Wrapping up the “back to work” week left me feeling energized and excited for the new school year to start. I’m teaching two new preps, sophomores and AP Lang, and, whereas in the past looking a blank calendar spiked my anxiety, last week my mind danced with literacy possibilities.
One point of origin for my ebullient confidence comes from small but important changes I’ve noticed over the past handful of years in the organization of the professional learning routines I experience in the week before the kids come back.
Gone are the interminable days of marathon “sit-and-get” informational sessions, and with them the mad scramble on Friday afternoon to make sure Monday will be about welcoming students more than merely surviving the cacophony of controlled chaos.
Our back-to-school schedule included many of the typical, district-mandated informational reviews. It was obvious that our administrators did their best to keep that time from dragging or being wasted, and for that, I am grateful.
What differed most from previous years was the amount of time I was able to spend exploring my needs. I found myself presenting at our district ELA professional learning day, meeting with my instructional coach to hash out plans, debriefing with my intern teacher, checking in with with my first-year teacher mentee, and writing the first mentor text that I’ll share with our sophomores as we attack persuasive writing. Overall, I was given a great deal of flexibility in the decisions I made about how to best take advantage of my time, something I truly appreciate.
However, I can’t help but feel that we could take this experience one little step further. There is some part of me that wonders what would happen if I could design my own professional learning? What if I could work with my supervising administrator, and a few colleagues, to explore research and practices that could make me a better literacy teacher?
I’m trying to imagine a world where I could, along with some like-minded co-workers, explore my own professional learning path.
Who might enter into that learning with me?
There are some, I know who would walk blindly into the maelstrom, bringing with them knowledge and skills that would supercharge our efforts. Others would bring with them their positive energy and drive to grow. It takes people with different ideas, willing to share, confident in themselves.
I can think of more than one literacy leader from each of our high school campuses who would welcome, and have welcomed, the opportunity to collaborate across departments, or even content areas. This cross current of efficacy intrigues me and feeds my desire to interact with teacher leaders.
What might that look like?

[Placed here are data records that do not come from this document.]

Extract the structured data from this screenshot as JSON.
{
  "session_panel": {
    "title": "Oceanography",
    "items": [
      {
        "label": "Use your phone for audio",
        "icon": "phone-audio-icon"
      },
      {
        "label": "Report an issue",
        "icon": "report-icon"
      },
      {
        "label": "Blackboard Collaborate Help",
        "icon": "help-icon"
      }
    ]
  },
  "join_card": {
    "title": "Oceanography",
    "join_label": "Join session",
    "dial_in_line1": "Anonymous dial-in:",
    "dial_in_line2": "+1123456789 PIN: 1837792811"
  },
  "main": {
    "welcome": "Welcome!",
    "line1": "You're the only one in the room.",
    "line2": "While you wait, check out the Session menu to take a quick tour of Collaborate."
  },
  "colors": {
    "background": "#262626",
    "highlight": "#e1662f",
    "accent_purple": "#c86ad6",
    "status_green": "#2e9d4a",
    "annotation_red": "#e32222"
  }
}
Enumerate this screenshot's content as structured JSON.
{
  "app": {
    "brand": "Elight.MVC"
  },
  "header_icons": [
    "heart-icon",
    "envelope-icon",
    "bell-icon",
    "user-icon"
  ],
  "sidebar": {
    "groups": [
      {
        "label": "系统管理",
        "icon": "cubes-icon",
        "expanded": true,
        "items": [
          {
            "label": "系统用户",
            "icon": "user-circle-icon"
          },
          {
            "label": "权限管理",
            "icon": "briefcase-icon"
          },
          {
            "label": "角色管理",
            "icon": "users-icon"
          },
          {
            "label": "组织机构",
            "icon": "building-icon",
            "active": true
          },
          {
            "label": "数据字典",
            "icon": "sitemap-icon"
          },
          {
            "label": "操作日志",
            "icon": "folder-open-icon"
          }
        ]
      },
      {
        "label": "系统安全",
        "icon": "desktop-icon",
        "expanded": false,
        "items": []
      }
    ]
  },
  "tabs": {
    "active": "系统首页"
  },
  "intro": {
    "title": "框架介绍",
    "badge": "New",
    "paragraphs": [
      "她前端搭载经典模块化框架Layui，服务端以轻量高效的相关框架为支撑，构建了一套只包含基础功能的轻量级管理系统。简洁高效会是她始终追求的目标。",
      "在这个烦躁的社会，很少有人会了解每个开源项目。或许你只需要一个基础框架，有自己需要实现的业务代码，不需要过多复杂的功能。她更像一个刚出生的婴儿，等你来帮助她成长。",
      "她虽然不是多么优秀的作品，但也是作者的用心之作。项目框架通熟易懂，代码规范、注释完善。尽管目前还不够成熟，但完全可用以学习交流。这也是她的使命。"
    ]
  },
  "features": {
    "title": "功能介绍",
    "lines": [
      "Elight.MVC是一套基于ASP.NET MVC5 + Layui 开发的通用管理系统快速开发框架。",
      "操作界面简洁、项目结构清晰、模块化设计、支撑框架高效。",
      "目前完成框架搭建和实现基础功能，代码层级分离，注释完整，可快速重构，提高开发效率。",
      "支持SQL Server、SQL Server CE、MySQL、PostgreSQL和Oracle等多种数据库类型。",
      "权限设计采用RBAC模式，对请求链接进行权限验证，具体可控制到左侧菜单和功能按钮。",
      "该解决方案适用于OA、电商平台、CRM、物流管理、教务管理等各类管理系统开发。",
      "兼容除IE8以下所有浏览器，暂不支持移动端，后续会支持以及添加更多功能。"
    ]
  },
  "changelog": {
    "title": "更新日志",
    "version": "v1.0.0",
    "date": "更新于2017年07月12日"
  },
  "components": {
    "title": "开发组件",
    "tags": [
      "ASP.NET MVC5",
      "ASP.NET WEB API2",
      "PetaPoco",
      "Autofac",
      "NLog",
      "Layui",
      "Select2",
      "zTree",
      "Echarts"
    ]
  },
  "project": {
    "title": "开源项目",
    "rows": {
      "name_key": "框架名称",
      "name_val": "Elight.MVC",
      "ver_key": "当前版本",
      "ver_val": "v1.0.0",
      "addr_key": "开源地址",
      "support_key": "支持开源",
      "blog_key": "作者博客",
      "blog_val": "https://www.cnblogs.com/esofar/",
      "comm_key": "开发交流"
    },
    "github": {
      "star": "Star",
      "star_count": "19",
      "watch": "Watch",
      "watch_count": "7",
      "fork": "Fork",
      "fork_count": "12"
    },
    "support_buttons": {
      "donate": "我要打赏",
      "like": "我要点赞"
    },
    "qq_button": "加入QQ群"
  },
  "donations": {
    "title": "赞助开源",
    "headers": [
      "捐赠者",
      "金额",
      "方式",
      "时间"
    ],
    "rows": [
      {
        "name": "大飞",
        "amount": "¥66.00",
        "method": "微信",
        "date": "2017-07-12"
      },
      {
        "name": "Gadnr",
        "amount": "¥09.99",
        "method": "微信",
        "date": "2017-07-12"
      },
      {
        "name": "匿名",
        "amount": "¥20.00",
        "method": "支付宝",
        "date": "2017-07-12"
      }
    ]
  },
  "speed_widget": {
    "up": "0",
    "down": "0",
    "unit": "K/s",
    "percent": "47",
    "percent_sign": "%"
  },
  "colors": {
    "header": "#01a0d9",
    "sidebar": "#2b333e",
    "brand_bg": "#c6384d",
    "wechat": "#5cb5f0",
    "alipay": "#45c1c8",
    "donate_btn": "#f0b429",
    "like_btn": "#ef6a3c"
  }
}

The most authentic learning experiences that happen in my classroom unfold as the kids take ownership. In those magical moments I cease to exist and the kids fully shoulder their literacy growth. The engagement explodes in a quiet bang and for a few brief moments I sit down, take a breath and enjoy anonymity. This vortex forms spontaneously and when it does, I get out of the way. So often I wished to hit record and save those moments for times when I’m feeling discouraged.
This happens with adult learners too. I’ve seen it, been in the eye of the storm as it swirls around me. Whether in the hallway in a chance encounter, in team planning meeting, or at a district curriculum review day, there is strength in numbers, and I long soak up what others bring to the table.
Maybe it starts with a research text that ignites and unites the interest of our learning group. Perhaps a chapter from a professional text like – oh, I don’t know – something from Penny Kittle jump starts the vortex and teachers with similar goals, but different experiences find new territory to explore.
There might be readers and writers scattered haphazardly around the room. Some would whisper in pairs or stare pensively at their notebooks or a self-selected bit of research. Others might engage in lively and loud debate centered on the merits of a particular mentor text or skill. One or two tears might work their way out over the emotional connections writers build with their words or the connections readers build with the words of others.
I can see books being passed around, hear laughter erupting, and feel “eureka” moments; the language of learning.
What would be the result?
Teacher efficacy stands among the leading factors in student achievement and we can always push harder towards this ideal. When teachers find energy in each other, almost nothing threatens success.
The authenticity that stems from teachers who feel empowered by those around and above them produce positive results. They nurture young minds and walk beside them through their educational journey. They feel free to share their writing and save in the vulnerability demanded therein.
Ultimately, the goal for all professional learning is growth, whether pedagogical or practical; informational or emotional. Whatever the goal, I want to continue my journey in the company of others. This “work” that I’m exploring can’t be done in isolation, and, while I know some amazing people in our ELA department that push me to be better everyday, there is so much more to discover.
Charles Moore is excited to set forth on his 18th foray into education. He’s feeling humbled by his recent piece in Literacy Today, the ILA magazine. Working with the High School Section of TCTELA has been both a challenging and rewarding experience, forcing him to exercise muscles he didn’t know were there. Here is the link for TCTELA presentation proposals. The deadline is Sept. 4th. Charles is grateful that he gets to spend so much time with his family these days and looks forward to his son’s first year of organized football.